[Stored records]
-----

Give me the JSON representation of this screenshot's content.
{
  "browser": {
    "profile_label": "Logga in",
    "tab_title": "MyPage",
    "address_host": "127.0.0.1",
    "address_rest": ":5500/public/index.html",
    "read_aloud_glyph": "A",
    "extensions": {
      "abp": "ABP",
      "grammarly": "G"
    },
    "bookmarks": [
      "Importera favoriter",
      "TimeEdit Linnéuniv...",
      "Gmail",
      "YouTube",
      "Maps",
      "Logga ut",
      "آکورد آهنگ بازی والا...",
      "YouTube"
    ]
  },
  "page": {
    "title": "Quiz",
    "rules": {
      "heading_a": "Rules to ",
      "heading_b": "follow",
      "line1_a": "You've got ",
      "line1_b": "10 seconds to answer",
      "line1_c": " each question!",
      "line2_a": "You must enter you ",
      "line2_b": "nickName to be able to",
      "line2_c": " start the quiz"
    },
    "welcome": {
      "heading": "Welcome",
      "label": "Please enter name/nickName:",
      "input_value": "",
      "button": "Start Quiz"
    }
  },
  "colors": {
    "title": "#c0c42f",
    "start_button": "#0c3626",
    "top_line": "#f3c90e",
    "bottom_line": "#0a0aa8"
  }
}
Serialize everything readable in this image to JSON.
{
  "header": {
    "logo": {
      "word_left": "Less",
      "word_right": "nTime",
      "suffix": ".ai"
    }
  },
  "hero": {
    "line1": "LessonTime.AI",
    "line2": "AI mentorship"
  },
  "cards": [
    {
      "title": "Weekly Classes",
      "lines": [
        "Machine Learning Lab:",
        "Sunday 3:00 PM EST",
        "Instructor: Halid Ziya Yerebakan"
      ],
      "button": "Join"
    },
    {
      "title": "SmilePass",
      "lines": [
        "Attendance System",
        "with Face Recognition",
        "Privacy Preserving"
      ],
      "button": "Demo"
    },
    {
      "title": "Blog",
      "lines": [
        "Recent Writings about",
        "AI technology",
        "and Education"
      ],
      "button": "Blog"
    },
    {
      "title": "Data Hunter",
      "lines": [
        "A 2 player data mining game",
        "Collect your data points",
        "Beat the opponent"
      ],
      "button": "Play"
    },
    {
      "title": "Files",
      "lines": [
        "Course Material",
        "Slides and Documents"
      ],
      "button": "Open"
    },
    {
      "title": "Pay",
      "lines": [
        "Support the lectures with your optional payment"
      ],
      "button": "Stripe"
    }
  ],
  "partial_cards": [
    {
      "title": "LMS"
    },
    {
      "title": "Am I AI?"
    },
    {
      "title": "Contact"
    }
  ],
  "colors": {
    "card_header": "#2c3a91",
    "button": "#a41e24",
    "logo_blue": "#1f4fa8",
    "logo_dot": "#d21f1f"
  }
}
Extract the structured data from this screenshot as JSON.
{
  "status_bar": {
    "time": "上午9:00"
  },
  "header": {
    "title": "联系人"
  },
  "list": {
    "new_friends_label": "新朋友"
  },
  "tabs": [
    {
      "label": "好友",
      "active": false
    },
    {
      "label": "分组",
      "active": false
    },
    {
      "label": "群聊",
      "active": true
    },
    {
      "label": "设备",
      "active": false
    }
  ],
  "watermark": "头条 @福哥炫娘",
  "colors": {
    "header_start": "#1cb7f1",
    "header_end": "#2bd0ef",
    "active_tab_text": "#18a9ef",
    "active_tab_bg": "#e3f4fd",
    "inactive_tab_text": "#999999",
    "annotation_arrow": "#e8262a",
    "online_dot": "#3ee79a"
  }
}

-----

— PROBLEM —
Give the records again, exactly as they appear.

— TASK ANSWER —
Give me the JSON representation of this screenshot's content.
{
  "browser": {
    "profile_label": "Logga in",
    "tab_title": "MyPage",
    "address_host": "127.0.0.1",
    "address_rest": ":5500/public/index.html",
    "read_aloud_glyph": "A",
    "extensions": {
      "abp": "ABP",
      "grammarly": "G"
    },
    "bookmarks": [
      "Importera favoriter",
      "TimeEdit Linnéuniv...",
      "Gmail",
      "YouTube",
      "Maps",
      "Logga ut",
      "آکورد آهنگ بازی والا...",
      "YouTube"
    ]
  },
  "page": {
    "title": "Quiz",
    "rules": {
      "heading_a": "Rules to ",
      "heading_b": "follow",
      "line1_a": "You've got ",
      "line1_b": "10 seconds to answer",
      "line1_c": " each question!",
      "line2_a": "You must enter you ",
      "line2_b": "nickName to be able to",
      "line2_c": " start the quiz"
    },
    "welcome": {
      "heading": "Welcome",
      "label": "Please enter name/nickName:",
      "input_value": "",
      "button": "Start Quiz"
    }
  },
  "colors": {
    "title": "#c0c42f",
    "start_button": "#0c3626",
    "top_line": "#f3c90e",
    "bottom_line": "#0a0aa8"
  }
}
Serialize everything readable in this image to JSON.
{
  "header": {
    "logo": {
      "word_left": "Less",
      "word_right": "nTime",
      "suffix": ".ai"
    }
  },
  "hero": {
    "line1": "LessonTime.AI",
    "line2": "AI mentorship"
  },
  "cards": [
    {
      "title": "Weekly Classes",
      "lines": [
        "Machine Learning Lab:",
        "Sunday 3:00 PM EST",
        "Instructor: Halid Ziya Yerebakan"
      ],
      "button": "Join"
    },
    {
      "title": "SmilePass",
      "lines": [
        "Attendance System",
        "with Face Recognition",
        "Privacy Preserving"
      ],
      "button": "Demo"
    },
    {
      "title": "Blog",
      "lines": [
        "Recent Writings about",
        "AI technology",
        "and Education"
      ],
      "button": "Blog"
    },
    {
      "title": "Data Hunter",
      "lines": [
        "A 2 player data mining game",
        "Collect your data points",
        "Beat the opponent"
      ],
      "button": "Play"
    },
    {
      "title": "Files",
      "lines": [
        "Course Material",
        "Slides and Documents"
      ],
      "button": "Open"
    },
    {
      "title": "Pay",
      "lines": [
        "Support the lectures with your optional payment"
      ],
      "button": "Stripe"
    }
  ],
  "partial_cards": [
    {
      "title": "LMS"
    },
    {
      "title": "Am I AI?"
    },
    {
      "title": "Contact"
    }
  ],
  "colors": {
    "card_header": "#2c3a91",
    "button": "#a41e24",
    "logo_blue": "#1f4fa8",
    "logo_dot": "#d21f1f"
  }
}
Extract the structured data from this screenshot as JSON.
{
  "status_bar": {
    "time": "上午9:00"
  },
  "header": {
    "title": "联系人"
  },
  "list": {
    "new_friends_label": "新朋友"
  },
  "tabs": [
    {
      "label": "好友",
      "active": false
    },
    {
      "label": "分组",
      "active": false
    },
    {
      "label": "群聊",
      "active": true
    },
    {
      "label": "设备",
      "active": false
    }
  ],
  "watermark": "头条 @福哥炫娘",
  "colors": {
    "header_start": "#1cb7f1",
    "header_end": "#2bd0ef",
    "active_tab_text": "#18a9ef",
    "active_tab_bg": "#e3f4fd",
    "inactive_tab_text": "#999999",
    "annotation_arrow": "#e8262a",
    "online_dot": "#3ee79a"
  }
}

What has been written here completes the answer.